See tennis/swimming analogy above. At first, attend, and once you are expert, you don't need to think. You just do.

Thus I would modify the approach as follows: Do a fixed number of exercises a day (or a fixed amount of time); repeat the set of exercises if they continue to be challenging, but move on otherwise. And forgoshsakes, study some strategy and endgames!

This seems perfectly reasonable. Ultimately it is an empirical question whether your technique would be better than the Circles. The chess improvement blogosphere needs a benefactor so we can do some experiments! (The most conclusive criticism, in my opinion, comes from Nunn, as I summarized here).

Saturday, February 07, 2009

Women are as good as men at chess

New paper out today suggests the top men are better than the top women because the population of male players is so much larger than the population of female players.

Bilalić, Smallbone, McLeod, Gobet (2009). Why are (the best) women so good at chess? Participation rates and gender differences in intellectual domains. Proceedings of the Royal Society of London (B), 276: 1161-1165.
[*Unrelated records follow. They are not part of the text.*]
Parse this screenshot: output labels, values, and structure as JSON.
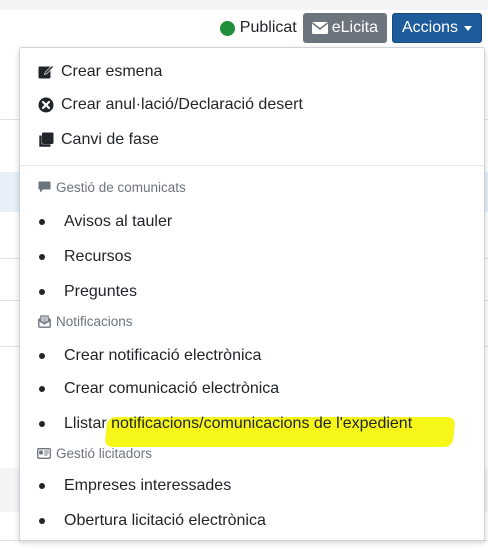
{
  "toolbar": {
    "status_label": "Publicat",
    "status_color": "#1f8f3a",
    "elicita_label": "eLicita",
    "accions_label": "Accions"
  },
  "menu": {
    "actions": [
      {
        "label": "Crear esmena",
        "icon": "edit-square-icon"
      },
      {
        "label": "Crear anul·lació/Declaració desert",
        "icon": "times-circle-icon"
      },
      {
        "label": "Canvi de fase",
        "icon": "clone-icon"
      }
    ],
    "sections": [
      {
        "header": "Gestió de comunicats",
        "icon": "comment-icon",
        "items": [
          "Avisos al tauler",
          "Recursos",
          "Preguntes"
        ]
      },
      {
        "header": "Notificacions",
        "icon": "envelope-open-text-icon",
        "items": [
          "Crear notificació electrònica",
          "Crear comunicació electrònica",
          "Llistar notificacions/comunicacions de l'expedient"
        ]
      },
      {
        "header": "Gestió licitadors",
        "icon": "id-card-icon",
        "items": [
          "Empreses interessades",
          "Obertura licitació electrònica"
        ]
      }
    ],
    "highlight_color": "#f5f500"
  }
}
A popular explanation for the small number of women at the top level of intellectually demanding activities from chess to science appeals to biological differences in the intellectual abilities of men and women. An alternative explanation is that the extreme values in a large sample are likely to be greater than those in a small one. Although the performance of the 100 best German male chess players is better than that of the 100 best German women, we show that 96 per cent of the observed difference would be expected given the much greater number of men who play chess. There is little left for biological or cultural explanations to account for. In science, where there are many more male than female participants, this statistical sampling explanation, rather than differences in intellectual ability, may also be the main reason why women are under-represented at the top end.
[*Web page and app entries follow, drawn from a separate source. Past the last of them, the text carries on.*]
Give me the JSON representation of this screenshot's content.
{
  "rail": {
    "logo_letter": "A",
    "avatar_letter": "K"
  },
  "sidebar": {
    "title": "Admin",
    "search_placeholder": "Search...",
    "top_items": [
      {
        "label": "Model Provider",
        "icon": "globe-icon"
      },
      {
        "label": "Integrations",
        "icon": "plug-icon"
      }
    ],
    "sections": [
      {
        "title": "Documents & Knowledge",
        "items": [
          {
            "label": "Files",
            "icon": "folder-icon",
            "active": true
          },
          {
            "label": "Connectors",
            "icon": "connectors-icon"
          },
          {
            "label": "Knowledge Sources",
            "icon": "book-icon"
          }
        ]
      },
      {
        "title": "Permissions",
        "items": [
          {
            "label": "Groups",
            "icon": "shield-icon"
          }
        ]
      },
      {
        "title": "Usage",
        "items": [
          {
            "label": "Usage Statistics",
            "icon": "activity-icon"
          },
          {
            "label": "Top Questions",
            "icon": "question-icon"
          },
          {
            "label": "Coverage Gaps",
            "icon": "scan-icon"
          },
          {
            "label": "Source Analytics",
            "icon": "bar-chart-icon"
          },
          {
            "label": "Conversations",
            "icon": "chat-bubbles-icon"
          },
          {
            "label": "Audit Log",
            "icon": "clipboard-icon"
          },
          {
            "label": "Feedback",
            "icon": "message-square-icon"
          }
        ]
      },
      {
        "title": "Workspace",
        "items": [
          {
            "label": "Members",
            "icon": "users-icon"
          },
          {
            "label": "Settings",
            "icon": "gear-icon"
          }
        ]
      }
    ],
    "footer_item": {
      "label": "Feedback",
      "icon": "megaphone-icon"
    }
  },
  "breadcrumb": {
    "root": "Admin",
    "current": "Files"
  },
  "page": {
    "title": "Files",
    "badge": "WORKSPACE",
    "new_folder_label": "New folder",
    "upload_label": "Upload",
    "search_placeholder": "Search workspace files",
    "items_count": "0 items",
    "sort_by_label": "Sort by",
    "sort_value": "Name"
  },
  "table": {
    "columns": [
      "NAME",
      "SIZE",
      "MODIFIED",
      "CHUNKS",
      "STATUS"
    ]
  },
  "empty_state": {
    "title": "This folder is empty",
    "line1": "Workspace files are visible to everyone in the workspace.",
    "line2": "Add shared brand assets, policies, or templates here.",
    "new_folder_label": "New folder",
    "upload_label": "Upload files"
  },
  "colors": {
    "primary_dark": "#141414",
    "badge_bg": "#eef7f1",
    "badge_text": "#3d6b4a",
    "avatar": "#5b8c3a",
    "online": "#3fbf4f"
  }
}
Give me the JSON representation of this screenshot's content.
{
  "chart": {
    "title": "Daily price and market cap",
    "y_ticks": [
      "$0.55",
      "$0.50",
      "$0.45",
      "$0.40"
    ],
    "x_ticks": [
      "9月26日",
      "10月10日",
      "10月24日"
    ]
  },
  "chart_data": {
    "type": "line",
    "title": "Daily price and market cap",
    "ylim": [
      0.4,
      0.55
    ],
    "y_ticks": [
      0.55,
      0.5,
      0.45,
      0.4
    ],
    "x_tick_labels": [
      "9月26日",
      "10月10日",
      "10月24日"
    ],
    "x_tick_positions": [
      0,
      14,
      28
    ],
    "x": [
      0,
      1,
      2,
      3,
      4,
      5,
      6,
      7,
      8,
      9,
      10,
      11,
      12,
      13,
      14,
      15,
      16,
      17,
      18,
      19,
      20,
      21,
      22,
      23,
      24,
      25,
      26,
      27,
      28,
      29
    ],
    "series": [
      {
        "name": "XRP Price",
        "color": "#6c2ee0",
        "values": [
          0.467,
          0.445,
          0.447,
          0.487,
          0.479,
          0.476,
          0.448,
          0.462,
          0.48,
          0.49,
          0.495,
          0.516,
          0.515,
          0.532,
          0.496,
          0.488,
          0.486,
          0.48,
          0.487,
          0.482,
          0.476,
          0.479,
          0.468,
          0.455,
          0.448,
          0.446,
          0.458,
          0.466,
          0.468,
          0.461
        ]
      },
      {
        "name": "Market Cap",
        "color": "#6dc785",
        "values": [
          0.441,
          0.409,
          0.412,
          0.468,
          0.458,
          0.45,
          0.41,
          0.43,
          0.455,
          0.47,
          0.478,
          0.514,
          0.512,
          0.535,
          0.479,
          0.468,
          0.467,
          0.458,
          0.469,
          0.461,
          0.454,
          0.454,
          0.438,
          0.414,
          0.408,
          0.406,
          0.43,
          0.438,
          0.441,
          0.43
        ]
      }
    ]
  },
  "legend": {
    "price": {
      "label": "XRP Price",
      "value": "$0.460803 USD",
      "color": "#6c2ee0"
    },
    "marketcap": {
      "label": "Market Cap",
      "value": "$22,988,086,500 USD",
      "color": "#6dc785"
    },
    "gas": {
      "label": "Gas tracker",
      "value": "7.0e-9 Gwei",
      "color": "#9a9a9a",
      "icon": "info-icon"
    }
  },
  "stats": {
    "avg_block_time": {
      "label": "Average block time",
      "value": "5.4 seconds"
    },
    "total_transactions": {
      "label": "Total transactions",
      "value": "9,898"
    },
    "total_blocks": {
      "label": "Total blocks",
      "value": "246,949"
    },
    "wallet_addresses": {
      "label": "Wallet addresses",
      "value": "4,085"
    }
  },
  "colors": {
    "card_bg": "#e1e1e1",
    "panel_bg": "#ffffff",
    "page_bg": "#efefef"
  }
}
Thursday, February 05, 2009

Learning to Add, and some Rules of Conduct

Note: The Durham Underground Chess Club meets at 7PM, not 7:30PM on Tuesdays and Thursdays at Francesca's on 9th Street. Hope to see you there everyone! One reader has shown up and kicked my ass pretty much every game the past few weeks.

I had a second meeting with Coach B a couple of Saturdays ago. Just like the first, it was very helpful. Going over my games with a great player (that is also able to explain things--a key qualification) is much more instructive than reading over annotated games that GMs play.

One reason it is better to go over your own games is obvious: the games are yours: there is an emotional attachment so the lessons are more likely to stick. Second, GMs don't make the kind of obvious errors that my opponents and I make, so studying annotated GM games is like studying Calculus before learning how to multiply and divide. This is why I think GM-annotations of amateur games are so helpful.

Coach B also mentioned quite a few rules that he had learned from his coach. Here are some of the rules of the middlegame:
1. Never be surprised.
If your opponent plays a reasonable move you hadn't considered, you need to think things through more when you are selecting moves. It is a sign you are likely not calculating broadly enough, perhaps calculating too deeply.
2. Never play f3 (f6).
This weakens your King and produces pawn structure weaknesses.
3. Never sacrifice.
4. Never capture.
Let him take your piece, and develop your defending piece when you recapture.
5. Never move a pawn.
6. Always repeat once if given the chance, even if you aren't going for the draw.
This entices your opponent to blunder if he wants to avoid a draw, and if he is losing it gets his hopes up only to dash them to the rocks.
Obviously these rules have no exceptions and should be followed mindlessly.

One of the games we went over was very helpful in showing how important rook activity is in the endgame. In one endgame we were materially equal but my rook was stuck defending a couple of pawns near my second rank, while his rook was free to frolic and play at will. I was destroyed. Coach B reminded me that it is often worthwhile to sacrifice a pawn (or two) to have an active rook in the endgame. I've read similar things before, but it was helpful to have a case study from my own game.